ACTION ITEM
Pull out every line below that holds the word "JSON".

Dataset rows describing interfaces:
○ ○ ○ ○

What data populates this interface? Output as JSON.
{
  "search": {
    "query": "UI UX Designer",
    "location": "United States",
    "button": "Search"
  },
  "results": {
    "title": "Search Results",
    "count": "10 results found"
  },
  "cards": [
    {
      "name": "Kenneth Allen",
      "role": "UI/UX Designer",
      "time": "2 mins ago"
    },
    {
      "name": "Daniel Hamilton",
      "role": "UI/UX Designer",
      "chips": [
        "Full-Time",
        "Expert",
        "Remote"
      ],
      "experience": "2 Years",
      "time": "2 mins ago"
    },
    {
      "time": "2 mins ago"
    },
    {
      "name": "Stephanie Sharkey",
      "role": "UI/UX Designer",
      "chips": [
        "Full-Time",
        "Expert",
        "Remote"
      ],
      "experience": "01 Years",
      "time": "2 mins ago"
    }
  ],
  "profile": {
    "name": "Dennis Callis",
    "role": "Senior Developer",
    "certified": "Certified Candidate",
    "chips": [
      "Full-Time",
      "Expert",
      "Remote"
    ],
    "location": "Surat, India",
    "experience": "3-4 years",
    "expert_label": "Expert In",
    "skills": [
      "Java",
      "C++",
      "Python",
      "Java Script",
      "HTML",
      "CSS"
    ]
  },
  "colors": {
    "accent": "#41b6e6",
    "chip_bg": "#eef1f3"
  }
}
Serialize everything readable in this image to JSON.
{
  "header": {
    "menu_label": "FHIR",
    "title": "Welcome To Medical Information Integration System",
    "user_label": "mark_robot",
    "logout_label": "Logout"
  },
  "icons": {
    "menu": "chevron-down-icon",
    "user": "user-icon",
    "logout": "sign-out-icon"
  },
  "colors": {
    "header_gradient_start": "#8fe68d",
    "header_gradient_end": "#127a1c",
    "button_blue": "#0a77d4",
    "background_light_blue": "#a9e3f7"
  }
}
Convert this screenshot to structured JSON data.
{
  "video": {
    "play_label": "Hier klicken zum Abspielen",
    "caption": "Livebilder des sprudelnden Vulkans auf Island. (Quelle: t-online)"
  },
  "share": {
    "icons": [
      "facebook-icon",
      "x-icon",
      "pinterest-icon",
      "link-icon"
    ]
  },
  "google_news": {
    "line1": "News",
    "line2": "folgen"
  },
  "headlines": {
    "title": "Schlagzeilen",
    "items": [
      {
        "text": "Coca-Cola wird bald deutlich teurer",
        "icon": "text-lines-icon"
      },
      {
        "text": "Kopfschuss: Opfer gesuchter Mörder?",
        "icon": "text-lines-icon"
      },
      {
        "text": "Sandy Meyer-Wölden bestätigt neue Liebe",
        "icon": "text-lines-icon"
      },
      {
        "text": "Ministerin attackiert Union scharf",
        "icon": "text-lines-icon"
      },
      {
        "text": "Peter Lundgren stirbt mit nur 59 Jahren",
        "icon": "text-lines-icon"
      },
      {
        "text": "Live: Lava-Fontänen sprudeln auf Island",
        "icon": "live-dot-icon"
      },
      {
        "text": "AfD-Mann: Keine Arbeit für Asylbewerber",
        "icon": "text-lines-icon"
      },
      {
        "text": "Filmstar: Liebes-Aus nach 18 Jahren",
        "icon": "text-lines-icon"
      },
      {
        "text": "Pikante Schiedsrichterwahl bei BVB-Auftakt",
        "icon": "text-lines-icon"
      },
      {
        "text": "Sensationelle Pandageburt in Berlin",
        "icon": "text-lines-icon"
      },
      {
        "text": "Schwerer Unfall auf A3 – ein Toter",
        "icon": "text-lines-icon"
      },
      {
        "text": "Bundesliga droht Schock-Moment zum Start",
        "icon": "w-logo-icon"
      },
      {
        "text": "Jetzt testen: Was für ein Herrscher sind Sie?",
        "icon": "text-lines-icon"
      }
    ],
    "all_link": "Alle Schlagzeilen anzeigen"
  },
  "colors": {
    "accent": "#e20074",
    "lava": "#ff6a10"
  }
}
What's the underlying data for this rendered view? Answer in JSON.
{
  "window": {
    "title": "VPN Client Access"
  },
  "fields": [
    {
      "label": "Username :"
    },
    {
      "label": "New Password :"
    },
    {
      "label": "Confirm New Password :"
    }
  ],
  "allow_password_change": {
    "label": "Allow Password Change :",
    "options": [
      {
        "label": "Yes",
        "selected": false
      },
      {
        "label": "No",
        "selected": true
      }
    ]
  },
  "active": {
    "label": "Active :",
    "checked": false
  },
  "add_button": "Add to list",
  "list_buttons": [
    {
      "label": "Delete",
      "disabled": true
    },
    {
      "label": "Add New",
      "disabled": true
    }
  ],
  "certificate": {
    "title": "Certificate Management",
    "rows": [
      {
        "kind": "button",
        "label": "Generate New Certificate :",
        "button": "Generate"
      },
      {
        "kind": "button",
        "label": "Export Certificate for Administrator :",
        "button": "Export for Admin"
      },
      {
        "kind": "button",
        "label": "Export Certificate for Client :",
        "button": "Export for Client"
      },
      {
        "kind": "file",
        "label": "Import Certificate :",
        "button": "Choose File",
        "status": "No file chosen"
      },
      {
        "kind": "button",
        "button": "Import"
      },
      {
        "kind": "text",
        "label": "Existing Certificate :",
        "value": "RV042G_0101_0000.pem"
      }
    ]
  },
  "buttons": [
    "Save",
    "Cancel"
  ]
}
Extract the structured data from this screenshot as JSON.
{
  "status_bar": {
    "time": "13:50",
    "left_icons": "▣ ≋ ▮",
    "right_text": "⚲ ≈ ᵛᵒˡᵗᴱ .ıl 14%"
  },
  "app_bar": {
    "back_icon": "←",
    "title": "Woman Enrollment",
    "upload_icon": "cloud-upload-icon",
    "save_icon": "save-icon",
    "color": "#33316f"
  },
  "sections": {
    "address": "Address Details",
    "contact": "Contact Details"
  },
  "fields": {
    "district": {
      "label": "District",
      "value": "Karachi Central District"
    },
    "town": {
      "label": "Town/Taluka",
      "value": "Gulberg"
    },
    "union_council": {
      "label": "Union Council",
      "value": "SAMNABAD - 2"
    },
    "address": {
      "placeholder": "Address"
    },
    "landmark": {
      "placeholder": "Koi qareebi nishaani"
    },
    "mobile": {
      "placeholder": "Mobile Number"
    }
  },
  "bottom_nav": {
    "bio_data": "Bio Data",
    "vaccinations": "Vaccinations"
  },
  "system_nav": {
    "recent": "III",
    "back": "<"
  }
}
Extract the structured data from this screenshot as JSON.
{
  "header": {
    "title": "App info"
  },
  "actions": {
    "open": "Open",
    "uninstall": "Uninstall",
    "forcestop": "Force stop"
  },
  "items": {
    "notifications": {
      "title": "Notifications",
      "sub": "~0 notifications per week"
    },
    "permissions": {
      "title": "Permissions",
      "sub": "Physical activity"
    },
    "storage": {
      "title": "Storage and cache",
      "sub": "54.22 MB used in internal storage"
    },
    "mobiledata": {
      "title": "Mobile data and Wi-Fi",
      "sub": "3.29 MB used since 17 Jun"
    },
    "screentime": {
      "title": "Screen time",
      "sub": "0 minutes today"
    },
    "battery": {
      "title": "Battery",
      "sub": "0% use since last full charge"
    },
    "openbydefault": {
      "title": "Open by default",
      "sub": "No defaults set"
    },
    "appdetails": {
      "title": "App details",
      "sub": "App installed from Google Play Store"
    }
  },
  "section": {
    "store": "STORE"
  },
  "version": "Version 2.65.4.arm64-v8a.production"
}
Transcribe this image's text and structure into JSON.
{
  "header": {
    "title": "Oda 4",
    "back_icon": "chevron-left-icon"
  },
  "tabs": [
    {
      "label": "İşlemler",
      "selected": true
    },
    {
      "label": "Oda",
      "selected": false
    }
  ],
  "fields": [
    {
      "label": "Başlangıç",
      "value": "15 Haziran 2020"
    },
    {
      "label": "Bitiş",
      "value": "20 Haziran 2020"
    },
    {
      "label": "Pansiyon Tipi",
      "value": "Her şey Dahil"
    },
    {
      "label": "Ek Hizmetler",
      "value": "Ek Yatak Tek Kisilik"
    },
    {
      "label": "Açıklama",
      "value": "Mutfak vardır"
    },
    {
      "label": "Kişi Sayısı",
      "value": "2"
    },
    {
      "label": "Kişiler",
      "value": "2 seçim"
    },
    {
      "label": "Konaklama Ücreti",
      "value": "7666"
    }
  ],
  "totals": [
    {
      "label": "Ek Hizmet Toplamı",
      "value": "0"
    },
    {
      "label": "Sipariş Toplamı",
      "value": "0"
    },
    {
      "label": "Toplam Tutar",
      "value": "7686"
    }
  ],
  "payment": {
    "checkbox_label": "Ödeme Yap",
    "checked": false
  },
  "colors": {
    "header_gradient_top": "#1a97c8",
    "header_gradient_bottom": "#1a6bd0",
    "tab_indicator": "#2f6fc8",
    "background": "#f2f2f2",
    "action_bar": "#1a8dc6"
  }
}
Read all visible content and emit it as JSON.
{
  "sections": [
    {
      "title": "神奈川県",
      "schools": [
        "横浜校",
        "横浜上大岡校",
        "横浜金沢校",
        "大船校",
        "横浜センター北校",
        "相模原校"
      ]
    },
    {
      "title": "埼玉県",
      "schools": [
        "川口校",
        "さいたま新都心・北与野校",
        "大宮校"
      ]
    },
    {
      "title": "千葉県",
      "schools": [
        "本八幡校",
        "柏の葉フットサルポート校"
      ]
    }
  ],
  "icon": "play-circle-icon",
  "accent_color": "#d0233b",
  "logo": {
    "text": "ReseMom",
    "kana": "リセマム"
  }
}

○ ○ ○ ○

TASK SOLUTION
What data populates this interface? Output as JSON.
Serialize everything readable in this image to JSON.
Convert this screenshot to structured JSON data.
What's the underlying data for this rendered view? Answer in JSON.
Extract the structured data from this screenshot as JSON.
Extract the structured data from this screenshot as JSON.
Transcribe this image's text and structure into JSON.
Read all visible content and emit it as JSON.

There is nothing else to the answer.